- DATASET RECORDS:

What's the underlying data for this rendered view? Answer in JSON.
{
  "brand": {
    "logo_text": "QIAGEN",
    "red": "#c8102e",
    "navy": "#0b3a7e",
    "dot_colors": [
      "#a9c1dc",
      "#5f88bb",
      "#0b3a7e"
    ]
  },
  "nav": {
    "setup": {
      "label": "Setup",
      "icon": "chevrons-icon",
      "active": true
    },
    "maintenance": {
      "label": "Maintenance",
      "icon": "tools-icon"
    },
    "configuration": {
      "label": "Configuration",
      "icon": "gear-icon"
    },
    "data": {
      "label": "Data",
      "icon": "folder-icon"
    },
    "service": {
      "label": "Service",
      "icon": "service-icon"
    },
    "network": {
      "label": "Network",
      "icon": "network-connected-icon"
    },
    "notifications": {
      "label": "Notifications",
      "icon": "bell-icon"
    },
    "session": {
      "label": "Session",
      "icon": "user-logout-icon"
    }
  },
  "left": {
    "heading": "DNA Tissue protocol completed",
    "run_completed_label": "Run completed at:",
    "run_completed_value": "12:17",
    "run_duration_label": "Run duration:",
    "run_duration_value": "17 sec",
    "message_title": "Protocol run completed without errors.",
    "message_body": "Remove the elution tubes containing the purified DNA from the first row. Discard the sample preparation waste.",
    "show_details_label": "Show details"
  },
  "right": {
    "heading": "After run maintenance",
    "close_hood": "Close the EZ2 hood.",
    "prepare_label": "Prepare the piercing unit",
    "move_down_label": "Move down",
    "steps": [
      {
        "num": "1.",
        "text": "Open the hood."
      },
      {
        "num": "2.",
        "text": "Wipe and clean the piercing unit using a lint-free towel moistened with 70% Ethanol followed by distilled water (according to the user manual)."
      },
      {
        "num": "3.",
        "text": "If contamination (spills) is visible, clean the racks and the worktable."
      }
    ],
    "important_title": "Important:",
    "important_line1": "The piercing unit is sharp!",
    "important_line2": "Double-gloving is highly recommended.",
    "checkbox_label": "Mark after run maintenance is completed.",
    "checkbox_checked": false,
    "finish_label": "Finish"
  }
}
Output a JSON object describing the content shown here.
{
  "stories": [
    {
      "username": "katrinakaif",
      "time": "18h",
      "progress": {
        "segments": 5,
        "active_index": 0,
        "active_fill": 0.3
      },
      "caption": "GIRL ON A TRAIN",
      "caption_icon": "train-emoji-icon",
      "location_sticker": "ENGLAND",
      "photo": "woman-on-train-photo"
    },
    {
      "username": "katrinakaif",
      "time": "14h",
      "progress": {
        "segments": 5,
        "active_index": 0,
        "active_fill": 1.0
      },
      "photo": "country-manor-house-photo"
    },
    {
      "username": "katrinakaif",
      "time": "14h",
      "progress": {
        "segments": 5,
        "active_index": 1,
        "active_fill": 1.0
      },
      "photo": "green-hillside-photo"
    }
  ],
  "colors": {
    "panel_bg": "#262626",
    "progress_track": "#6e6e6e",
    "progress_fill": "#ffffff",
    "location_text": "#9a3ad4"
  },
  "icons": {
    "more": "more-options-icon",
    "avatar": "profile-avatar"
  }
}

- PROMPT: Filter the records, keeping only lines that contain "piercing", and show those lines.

- TASK SOLUTION:
    "prepare_label": "Prepare the piercing unit",
        "text": "Wipe and clean the piercing unit using a lint-free towel moistened with 70% Ethanol followed by distilled water (according to the user manual)."
    "important_line1": "The piercing unit is sharp!",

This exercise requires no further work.